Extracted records
+++

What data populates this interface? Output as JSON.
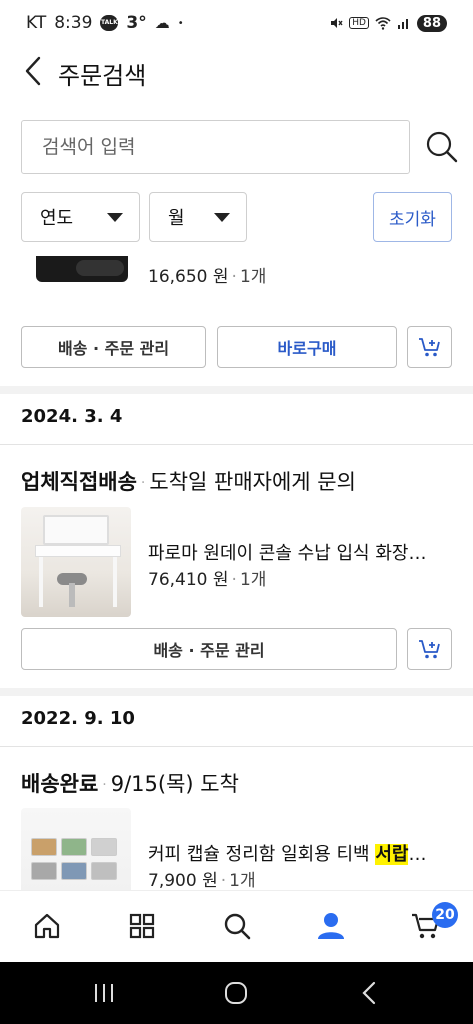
{
  "status_bar": {
    "carrier": "KT",
    "time": "8:39",
    "talk_icon_text": "TALK",
    "temperature": "3°",
    "weather_icon": "cloud-icon",
    "dot": "•",
    "hd_label": "HD",
    "battery": "88"
  },
  "header": {
    "title": "주문검색",
    "back_icon": "chevron-left-icon"
  },
  "search": {
    "placeholder": "검색어 입력",
    "value": "",
    "icon": "search-icon"
  },
  "filters": {
    "year_label": "연도",
    "month_label": "월",
    "reset_label": "초기화"
  },
  "orders": [
    {
      "price": "16,650 원",
      "qty": "1개",
      "manage_label": "배송 · 주문 관리",
      "buy_now_label": "바로구매"
    },
    {
      "date": "2024. 3. 4",
      "status": "업체직접배송",
      "status_detail": "도착일 판매자에게 문의",
      "product_name": "파로마 원데이 콘솔 수납 입식 화장…",
      "price": "76,410 원",
      "qty": "1개",
      "manage_label": "배송 · 주문 관리"
    },
    {
      "date": "2022. 9. 10",
      "status": "배송완료",
      "status_detail": "9/15(목) 도착",
      "product_name_prefix": "커피 캡슐 정리함 일회용 티백 ",
      "product_name_highlight": "서랍",
      "product_name_suffix": "…",
      "price": "7,900 원",
      "qty": "1개"
    }
  ],
  "bottom_nav": {
    "items": [
      "home-icon",
      "grid-icon",
      "search-icon",
      "profile-icon",
      "cart-icon"
    ],
    "cart_count": "20",
    "active": "profile-icon"
  },
  "colors": {
    "accent": "#2a5ac8",
    "badge": "#2a6cf0",
    "highlight": "#fff200"
  }
}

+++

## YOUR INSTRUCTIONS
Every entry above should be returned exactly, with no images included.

## TASK RESULT
What data populates this interface? Output as JSON.
{
  "status_bar": {
    "carrier": "KT",
    "time": "8:39",
    "talk_icon_text": "TALK",
    "temperature": "3°",
    "weather_icon": "cloud-icon",
    "dot": "•",
    "hd_label": "HD",
    "battery": "88"
  },
  "header": {
    "title": "주문검색",
    "back_icon": "chevron-left-icon"
  },
  "search": {
    "placeholder": "검색어 입력",
    "value": "",
    "icon": "search-icon"
  },
  "filters": {
    "year_label": "연도",
    "month_label": "월",
    "reset_label": "초기화"
  },
  "orders": [
    {
      "price": "16,650 원",
      "qty": "1개",
      "manage_label": "배송 · 주문 관리",
      "buy_now_label": "바로구매"
    },
    {
      "date": "2024. 3. 4",
      "status": "업체직접배송",
      "status_detail": "도착일 판매자에게 문의",
      "product_name": "파로마 원데이 콘솔 수납 입식 화장…",
      "price": "76,410 원",
      "qty": "1개",
      "manage_label": "배송 · 주문 관리"
    },
    {
      "date": "2022. 9. 10",
      "status": "배송완료",
      "status_detail": "9/15(목) 도착",
      "product_name_prefix": "커피 캡슐 정리함 일회용 티백 ",
      "product_name_highlight": "서랍",
      "product_name_suffix": "…",
      "price": "7,900 원",
      "qty": "1개"
    }
  ],
  "bottom_nav": {
    "items": [
      "home-icon",
      "grid-icon",
      "search-icon",
      "profile-icon",
      "cart-icon"
    ],
    "cart_count": "20",
    "active": "profile-icon"
  },
  "colors": {
    "accent": "#2a5ac8",
    "badge": "#2a6cf0",
    "highlight": "#fff200"
  }
}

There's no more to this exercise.